There are official “street art” walking tours in various towns if you’re interested in exploring but unsure where to start. I was looking at the Shoreditch Street Art tour which I haven’t done but it’s on the list.

And since this is also a book blog, here’s a little bit of bookish news

Purely by coincidence, I just finished reading Revenge on the Rye by Alice Castle about the murder of a street artist, which I highly recommend. I blogged about this a few weeks ago.


Easy guide to illustration apps for kids

Sometimes you meet people whose talent just blows your mind! So today I have the very great pleasure of introducing Charlotte who is going to share her illustration app tips. She’s already planning a career in art and I see a bright future for her.

2019-02-26 19.50.13

She entered my illustration competition, and not only were her drawings amazing, but she was the only computer based entry which really caught my attention. I asked her, via her Dad, if she would mind sharing her knowledge on computer based illustration to help other youngsters try it out. I’m delighted too share this blog from her, and being a super cool tech-savvy kid, she’s made us a YouTube video too!

So over to Charlotte …

Hi, I’m Charlotte and I am 11 years old. I love to draw; it’s one of the things that I like to do most in my free time and I hope to someday make a career out of it. 

I mostly draw on my an iPad using the Apple Pencil, which I prefer, but I also enjoy drawing on paper. The reason why I enjoy digital drawing more is that you can do so much with colours, shading, and layers. Layers are really useful as they can help you build up your artwork and allow you to experiment with your drawing without ruining it.

The app I draw with most is Autodesk SketchBook but I do have a few more, including: Adobe Sketch, Adobe Draw and MediBang Paint. Even though drawing is my speciality, I do like to animate as well. The FlipaClip app is a very good app to animate with, and so is Toonator (a website), but I would say FlipaClip is better.
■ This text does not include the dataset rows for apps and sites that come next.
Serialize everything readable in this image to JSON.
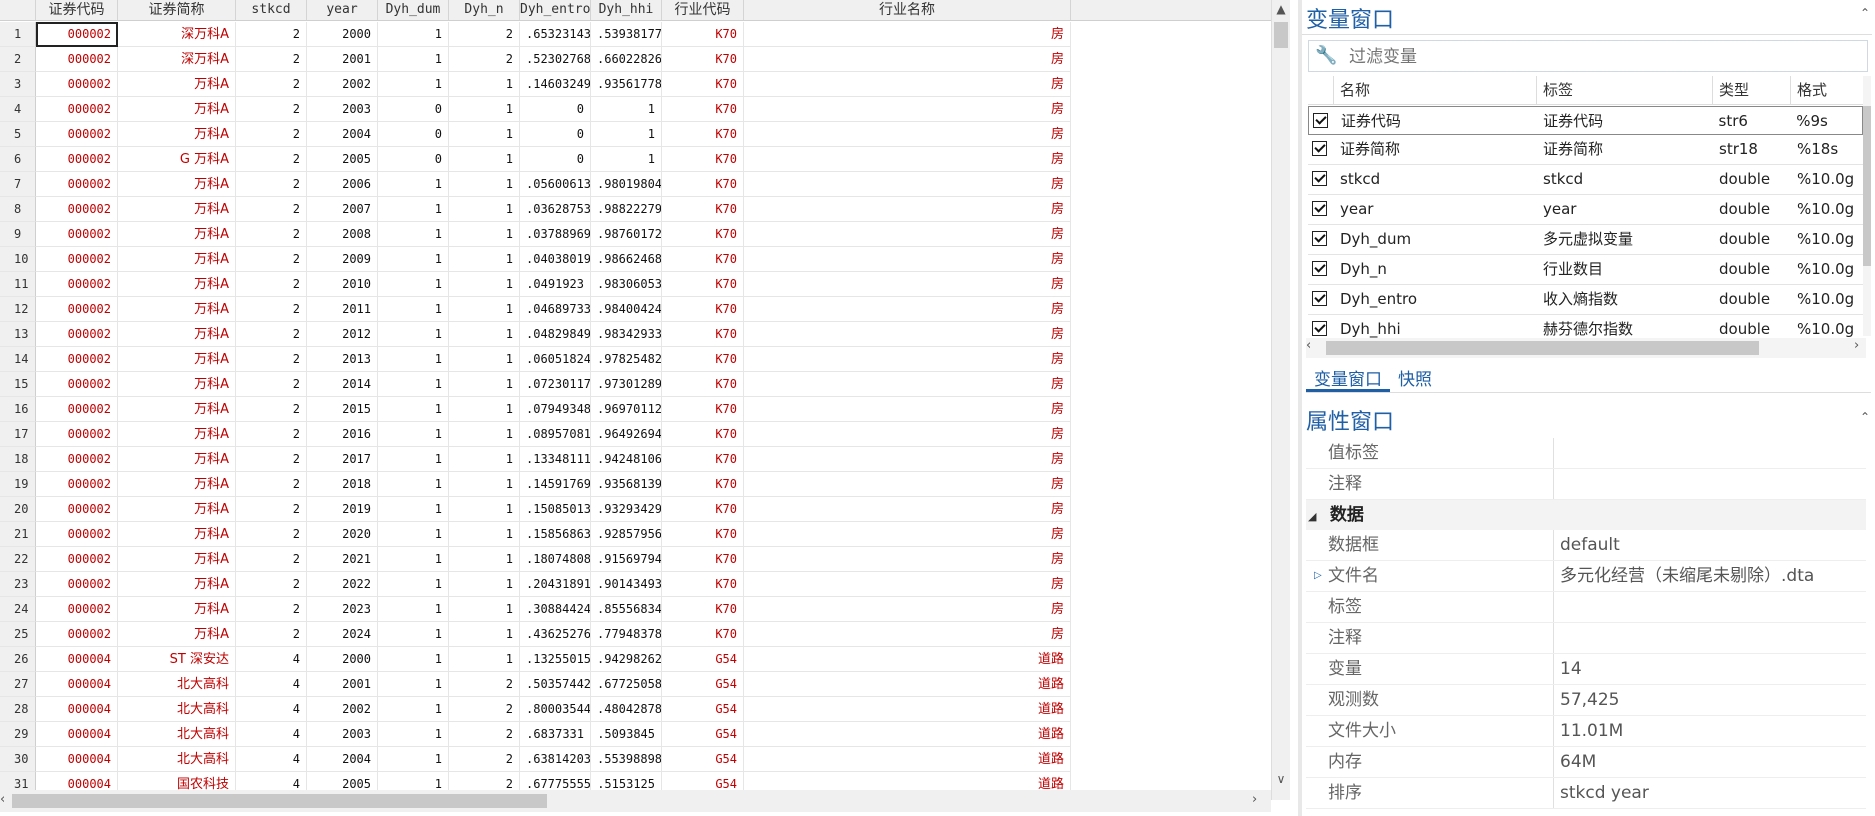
{
  "data_grid": {
    "columns": [
      "",
      "证券代码",
      "证券简称",
      "stkcd",
      "year",
      "Dyh_dum",
      "Dyh_n",
      "Dyh_entro",
      "Dyh_hhi",
      "行业代码",
      "行业名称"
    ],
    "rows": [
      [
        "1",
        "000002",
        "深万科A",
        "2",
        "2000",
        "1",
        "2",
        ".65323143",
        ".53938177",
        "K70",
        "房"
      ],
      [
        "2",
        "000002",
        "深万科A",
        "2",
        "2001",
        "1",
        "2",
        ".52302768",
        ".66022826",
        "K70",
        "房"
      ],
      [
        "3",
        "000002",
        "万科A",
        "2",
        "2002",
        "1",
        "1",
        ".14603249",
        ".93561778",
        "K70",
        "房"
      ],
      [
        "4",
        "000002",
        "万科A",
        "2",
        "2003",
        "0",
        "1",
        "0",
        "1",
        "K70",
        "房"
      ],
      [
        "5",
        "000002",
        "万科A",
        "2",
        "2004",
        "0",
        "1",
        "0",
        "1",
        "K70",
        "房"
      ],
      [
        "6",
        "000002",
        "G 万科A",
        "2",
        "2005",
        "0",
        "1",
        "0",
        "1",
        "K70",
        "房"
      ],
      [
        "7",
        "000002",
        "万科A",
        "2",
        "2006",
        "1",
        "1",
        ".05600613",
        ".98019804",
        "K70",
        "房"
      ],
      [
        "8",
        "000002",
        "万科A",
        "2",
        "2007",
        "1",
        "1",
        ".03628753",
        ".98822279",
        "K70",
        "房"
      ],
      [
        "9",
        "000002",
        "万科A",
        "2",
        "2008",
        "1",
        "1",
        ".03788969",
        ".98760172",
        "K70",
        "房"
      ],
      [
        "10",
        "000002",
        "万科A",
        "2",
        "2009",
        "1",
        "1",
        ".04038019",
        ".98662468",
        "K70",
        "房"
      ],
      [
        "11",
        "000002",
        "万科A",
        "2",
        "2010",
        "1",
        "1",
        ".0491923",
        ".98306053",
        "K70",
        "房"
      ],
      [
        "12",
        "000002",
        "万科A",
        "2",
        "2011",
        "1",
        "1",
        ".04689733",
        ".98400424",
        "K70",
        "房"
      ],
      [
        "13",
        "000002",
        "万科A",
        "2",
        "2012",
        "1",
        "1",
        ".04829849",
        ".98342933",
        "K70",
        "房"
      ],
      [
        "14",
        "000002",
        "万科A",
        "2",
        "2013",
        "1",
        "1",
        ".06051824",
        ".97825482",
        "K70",
        "房"
      ],
      [
        "15",
        "000002",
        "万科A",
        "2",
        "2014",
        "1",
        "1",
        ".07230117",
        ".97301289",
        "K70",
        "房"
      ],
      [
        "16",
        "000002",
        "万科A",
        "2",
        "2015",
        "1",
        "1",
        ".07949348",
        ".96970112",
        "K70",
        "房"
      ],
      [
        "17",
        "000002",
        "万科A",
        "2",
        "2016",
        "1",
        "1",
        ".08957081",
        ".96492694",
        "K70",
        "房"
      ],
      [
        "18",
        "000002",
        "万科A",
        "2",
        "2017",
        "1",
        "1",
        ".13348111",
        ".94248106",
        "K70",
        "房"
      ],
      [
        "19",
        "000002",
        "万科A",
        "2",
        "2018",
        "1",
        "1",
        ".14591769",
        ".93568139",
        "K70",
        "房"
      ],
      [
        "20",
        "000002",
        "万科A",
        "2",
        "2019",
        "1",
        "1",
        ".15085013",
        ".93293429",
        "K70",
        "房"
      ],
      [
        "21",
        "000002",
        "万科A",
        "2",
        "2020",
        "1",
        "1",
        ".15856863",
        ".92857956",
        "K70",
        "房"
      ],
      [
        "22",
        "000002",
        "万科A",
        "2",
        "2021",
        "1",
        "1",
        ".18074808",
        ".91569794",
        "K70",
        "房"
      ],
      [
        "23",
        "000002",
        "万科A",
        "2",
        "2022",
        "1",
        "1",
        ".20431891",
        ".90143493",
        "K70",
        "房"
      ],
      [
        "24",
        "000002",
        "万科A",
        "2",
        "2023",
        "1",
        "1",
        ".30884424",
        ".85556834",
        "K70",
        "房"
      ],
      [
        "25",
        "000002",
        "万科A",
        "2",
        "2024",
        "1",
        "1",
        ".43625276",
        ".77948378",
        "K70",
        "房"
      ],
      [
        "26",
        "000004",
        "ST 深安达",
        "4",
        "2000",
        "1",
        "1",
        ".13255015",
        ".94298262",
        "G54",
        "道路"
      ],
      [
        "27",
        "000004",
        "北大高科",
        "4",
        "2001",
        "1",
        "2",
        ".50357442",
        ".67725058",
        "G54",
        "道路"
      ],
      [
        "28",
        "000004",
        "北大高科",
        "4",
        "2002",
        "1",
        "2",
        ".80003544",
        ".48042878",
        "G54",
        "道路"
      ],
      [
        "29",
        "000004",
        "北大高科",
        "4",
        "2003",
        "1",
        "2",
        ".6837331",
        ".5093845",
        "G54",
        "道路"
      ],
      [
        "30",
        "000004",
        "北大高科",
        "4",
        "2004",
        "1",
        "2",
        ".63814203",
        ".55398898",
        "G54",
        "道路"
      ],
      [
        "31",
        "000004",
        "国农科技",
        "4",
        "2005",
        "1",
        "2",
        ".67775555",
        ".5153125",
        "G54",
        "道路"
      ]
    ]
  },
  "variables_pane": {
    "title": "变量窗口",
    "filter_placeholder": "过滤变量",
    "headers": [
      "名称",
      "标签",
      "类型",
      "格式"
    ],
    "rows": [
      [
        "证券代码",
        "证券代码",
        "str6",
        "%9s"
      ],
      [
        "证券简称",
        "证券简称",
        "str18",
        "%18s"
      ],
      [
        "stkcd",
        "stkcd",
        "double",
        "%10.0g"
      ],
      [
        "year",
        "year",
        "double",
        "%10.0g"
      ],
      [
        "Dyh_dum",
        "多元虚拟变量",
        "double",
        "%10.0g"
      ],
      [
        "Dyh_n",
        "行业数目",
        "double",
        "%10.0g"
      ],
      [
        "Dyh_entro",
        "收入熵指数",
        "double",
        "%10.0g"
      ],
      [
        "Dyh_hhi",
        "赫芬德尔指数",
        "double",
        "%10.0g"
      ]
    ],
    "tabs": [
      "变量窗口",
      "快照"
    ]
  },
  "properties_pane": {
    "title": "属性窗口",
    "top_rows": [
      {
        "key": "值标签",
        "value": ""
      },
      {
        "key": "注释",
        "value": ""
      }
    ],
    "section": "数据",
    "data_rows": [
      {
        "key": "数据框",
        "value": "default"
      },
      {
        "key": "文件名",
        "value": "多元化经营（未缩尾未剔除）.dta"
      },
      {
        "key": "标签",
        "value": ""
      },
      {
        "key": "注释",
        "value": ""
      },
      {
        "key": "变量",
        "value": "14"
      },
      {
        "key": "观测数",
        "value": "57,425"
      },
      {
        "key": "文件大小",
        "value": "11.01M"
      },
      {
        "key": "内存",
        "value": "64M"
      },
      {
        "key": "排序",
        "value": "stkcd year"
      }
    ]
  },
  "colors": {
    "accent": "#1f5fa6",
    "string_red": "#c00000"
  },
  "icons": {
    "filter": "wrench-icon"
  }
}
I have an art style that the Japanese created called Manga. I feel Manga is probably easier than drawing realistic art. The reason why I like Manga so much is because it has that cute cartoony look to it but you can also make it realistic. So it’s like a mix between cartoony and real life. Also, I think eyes in Manga are just beautiful and there are so many ways to draw them.

If you are starting to draw on paper or on a digital tablet, here are some tips:

– Firstly, find out what your art style is first before you start doing anything. E.g. realistic, manga, cartoony, abstract (and lots more).

– Secondly, picture your drawing in your mind and then sketch it roughly.

– Thirdly, when you’re happy with the outline, start to build up the detail in your drawing.

This is how I draw step by step:

– Sketch the thing you want to draw (It can be messy).


– Go over it in a black pen or press hard on a pencil – go for the pen it’s easier.



– Colour it in or go for the monochrome look (Black and white).


Once I’m happy with the colours, I start to shade in a deeper colour than the original colour that I started with. Also, a great way to record your artwork is to have a paper sketchbook. It could help you over the years until you fill it up with all sorts of things, then you can look through everything you created and see if you have improved. Then you could try and see if you could learn a different art style.

Going back to the drawing apps, the best thing about using a good digital pencil/stylus is that if you press harder when drawing it makes it darker and thicker and if you press softer it’s thinner and lighter. If you select the pencil tool in the app when using an Apple Pencil (or similar digital stylus), tilting the pencil slightly creates shading very similar to drawing with a real pencil on paper, but the app makes it easier to correct your mistakes and doesn’t leave any marks or traces of the pencil behind. You can also make your pencil thicker and thinner just by changing the settings of that tool and can adjust the opacity of it too (see-through).

I hope you find these tips useful, Charlotte.